(Data records for software interfaces)
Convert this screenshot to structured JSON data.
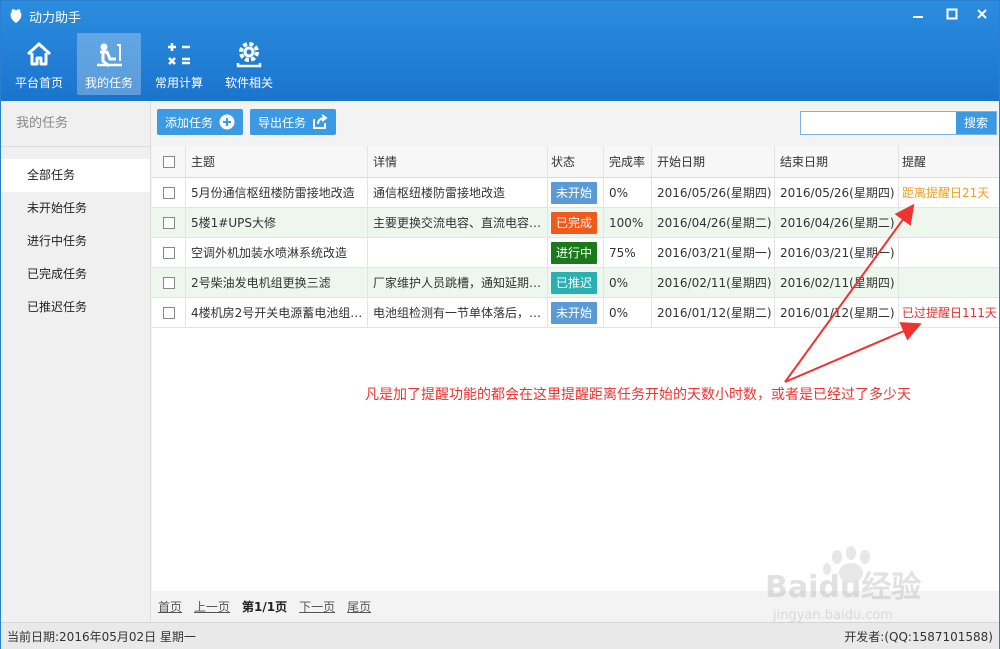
{
  "window": {
    "title": "动力助手",
    "minimize_label": "—",
    "maximize_label": "☐",
    "close_label": "✕"
  },
  "toolbar": [
    {
      "label": "平台首页",
      "icon": "home-icon"
    },
    {
      "label": "我的任务",
      "icon": "task-icon"
    },
    {
      "label": "常用计算",
      "icon": "calculator-icon"
    },
    {
      "label": "软件相关",
      "icon": "gear-icon"
    }
  ],
  "sidebar": {
    "title": "我的任务",
    "items": [
      "全部任务",
      "未开始任务",
      "进行中任务",
      "已完成任务",
      "已推迟任务"
    ]
  },
  "actions": {
    "add_label": "添加任务",
    "export_label": "导出任务"
  },
  "search": {
    "value": "",
    "placeholder": "",
    "button_label": "搜索"
  },
  "table": {
    "columns": [
      "主题",
      "详情",
      "状态",
      "完成率",
      "开始日期",
      "结束日期",
      "提醒"
    ],
    "rows": [
      {
        "subject": "5月份通信枢纽楼防雷接地改造",
        "detail": "通信枢纽楼防雷接地改造",
        "status": "未开始",
        "rate": "0%",
        "start": "2016/05/26(星期四)",
        "end": "2016/05/26(星期四)",
        "reminder": "距离提醒日21天"
      },
      {
        "subject": "5楼1#UPS大修",
        "detail": "主要更换交流电容、直流电容…",
        "status": "已完成",
        "rate": "100%",
        "start": "2016/04/26(星期二)",
        "end": "2016/04/26(星期二)",
        "reminder": ""
      },
      {
        "subject": "空调外机加装水喷淋系统改造",
        "detail": "",
        "status": "进行中",
        "rate": "75%",
        "start": "2016/03/21(星期一)",
        "end": "2016/03/21(星期一)",
        "reminder": ""
      },
      {
        "subject": "2号柴油发电机组更换三滤",
        "detail": "厂家维护人员跳槽，通知延期…",
        "status": "已推迟",
        "rate": "0%",
        "start": "2016/02/11(星期四)",
        "end": "2016/02/11(星期四)",
        "reminder": ""
      },
      {
        "subject": "4楼机房2号开关电源蓄电池组…",
        "detail": "电池组检测有一节单体落后，…",
        "status": "未开始",
        "rate": "0%",
        "start": "2016/01/12(星期二)",
        "end": "2016/01/12(星期二)",
        "reminder": "已过提醒日111天"
      }
    ]
  },
  "status_colors": {
    "未开始": "#5b9bd5",
    "已完成": "#f05a1a",
    "进行中": "#1a7a1a",
    "已推迟": "#2ab0b0"
  },
  "reminder_colors": {
    "upcoming": "#f0a020",
    "overdue": "#e33333"
  },
  "pager": {
    "first": "首页",
    "prev": "上一页",
    "current": "第1/1页",
    "next": "下一页",
    "last": "尾页"
  },
  "statusbar": {
    "date": "当前日期:2016年05月02日 星期一",
    "developer": "开发者:(QQ:1587101588)"
  },
  "annotation": {
    "note": "凡是加了提醒功能的都会在这里提醒距离任务开始的天数小时数，或者是已经过了多少天"
  },
  "watermark": {
    "text": "Baidu经验",
    "url": "jingyan.baidu.com"
  },
  "colors": {
    "titlebar": "#1f80d6",
    "accent": "#3b9ae1"
  }
}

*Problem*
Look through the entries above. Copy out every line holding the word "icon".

*Result*
      "icon": "home-icon"
      "icon": "task-icon"
      "icon": "calculator-icon"
      "icon": "gear-icon"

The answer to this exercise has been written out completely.